The Christian moral life is one that seeks to cultivate and practice virtue. Human virtues form the soul with the habits or mind and will that support moral behavior, control passions, and avoid sin. Virtues guide our conduct according to the dictates of faith and reason, leading us toward freedom based on self-control and toward joy in living the life in Christ.
Scripturally and theologically, the Christian moral life begins with a loving relationship with God, a covenant love made possible by the sacrifice of Christ. The Commandments and other moral rules are given to us as ways of protecting the values that foster love of God and others. The moral life requires the grace. The grace that comes to us from Christ in the Holy Spirit is as essential as love and rules and, in fact, makes love and keeping the commandments possible.
In the Gospel of Saint Matthew 7:21-23--Many think they please the Lord because they do "many wonderful works" in His name. Their goals may be good. But He will say, "Depart from me, you who practice lawlessness," because they are not doing the will of the Father. Even when the end is good, we must still respect everything else God specified.
In Romans 1:1-3--The Jews had a zeal for God but not according to knowledge. The Hebrew people served the True God and did so zealously. Surely that is a good goal. But they set aside God's way of being righteous and pursued their own way of being right. Saint Paul said they needed to be saved. The end did not justify the means.
Many people will justify gambling if its "for a good cause". Bingo and raffles are acceptable for a charity or even a church. States operate or license lotteries, horse race betting, and even casinos saying the money will be used for education. For years there were many parishes in our Archdiocese that held bingo, Las Vegas casino nights, and to draw crowds to these fund-raising activities the parish committee would hire an oriental dancer to entertain those present to raise the necessary funds to support the local parish.
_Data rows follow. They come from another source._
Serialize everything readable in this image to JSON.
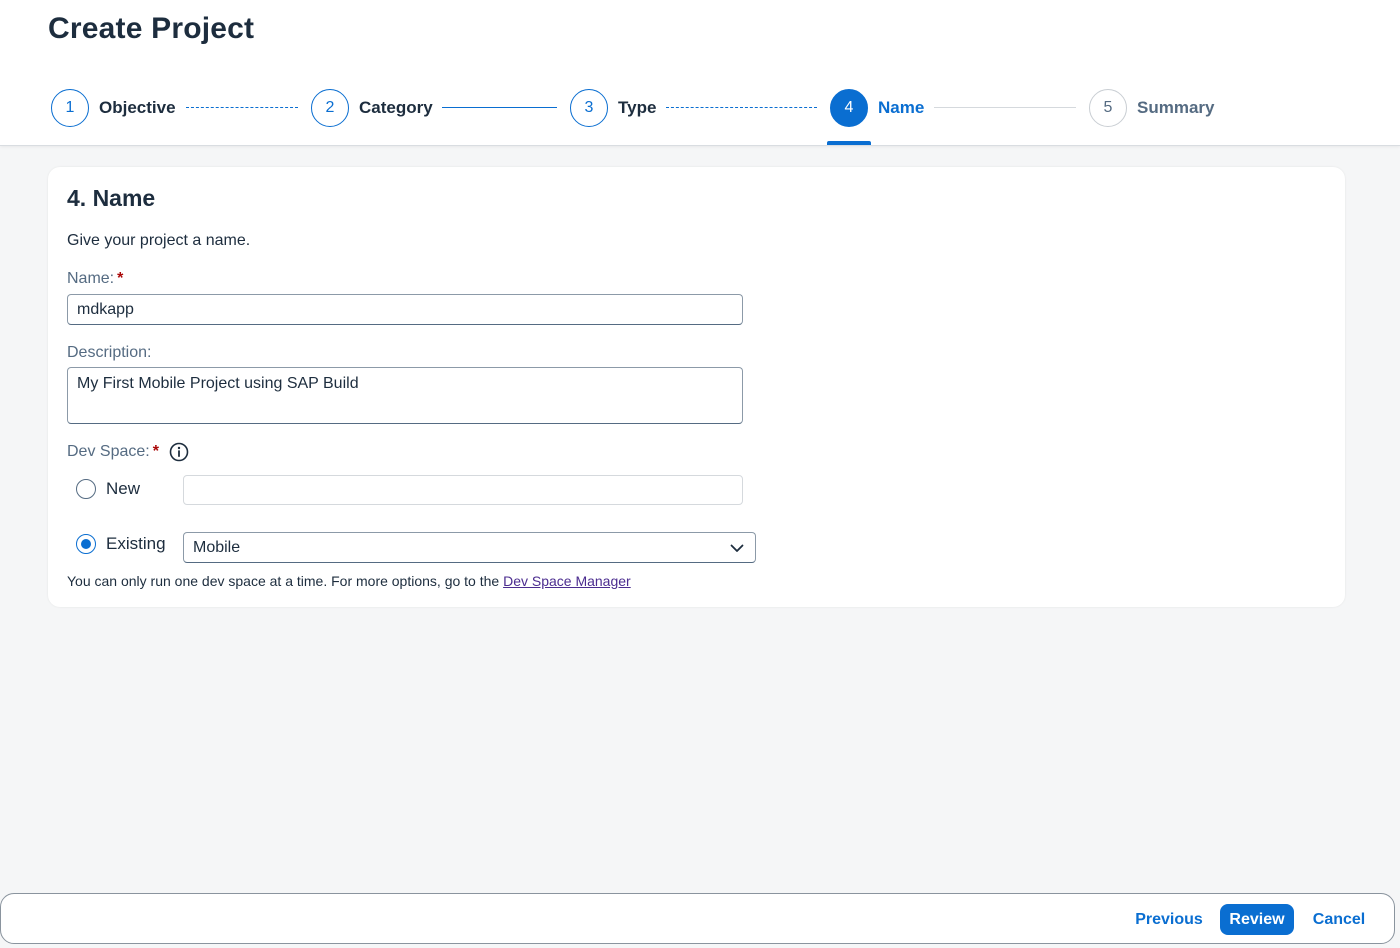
{
  "page": {
    "title": "Create Project"
  },
  "wizard": {
    "steps": [
      {
        "number": "1",
        "label": "Objective"
      },
      {
        "number": "2",
        "label": "Category"
      },
      {
        "number": "3",
        "label": "Type"
      },
      {
        "number": "4",
        "label": "Name"
      },
      {
        "number": "5",
        "label": "Summary"
      }
    ],
    "current_step": 4
  },
  "form": {
    "heading": "4. Name",
    "intro": "Give your project a name.",
    "name": {
      "label": "Name:",
      "required_marker": "*",
      "value": "mdkapp"
    },
    "description": {
      "label": "Description:",
      "value": "My First Mobile Project using SAP Build"
    },
    "dev_space": {
      "label": "Dev Space:",
      "required_marker": "*",
      "info_icon": "info-icon",
      "options": [
        {
          "label": "New",
          "selected": false,
          "value": ""
        },
        {
          "label": "Existing",
          "selected": true,
          "value": "Mobile"
        }
      ],
      "hint_text": "You can only run one dev space at a time. For more options, go to the ",
      "hint_link": "Dev Space Manager"
    }
  },
  "footer": {
    "previous_label": "Previous",
    "review_label": "Review",
    "cancel_label": "Cancel"
  },
  "colors": {
    "accent": "#0a6ed1",
    "required": "#aa0808",
    "link": "#4b2c8f"
  }
}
Whether for "a good cause" or not, gambling and the rest violated the teachings of God. The end does justify the means no matter how "noble" the purpose.
Jesus' teaching often includes, not just general goals, but specific information about what to do to achieve those goals. We must observe "all" that He commands, including the means as well as the end.
In the Church, there is no place for the belief which states "the end justifies the means." Everything done in the name of the Church must be consistent with Biblical teachings. Since the Holy Bible has stories and parables which touch every aspect of human life, the daily lives of individual Christians and of the Church as a whole must be guided by these teachings.
In Ephesians 5:25-27--"Husbands, love your wives, just as Christ also loved the church and gave Himself for her, that He might sanctify and cleanse her with the washing of water by the word, that He might present her to Himself a glorious Church, not having spot or wrinkle or any such thing, but that she should be holy and without blemish."
Let no one violate the purity, holiness and sanctity of our Church and Faith for money or for any other reason. No one has the authority or the right to prostitute the Church.
MY BLESSING TO ALL OF YOU
The Grace of our Lord Jesus Christ, and the love of God and Father, and the communion of the Holy Spirit be with you all. Amen.
With sincere agape in His Holy Diakonia,
The sinner and unworthy servant of God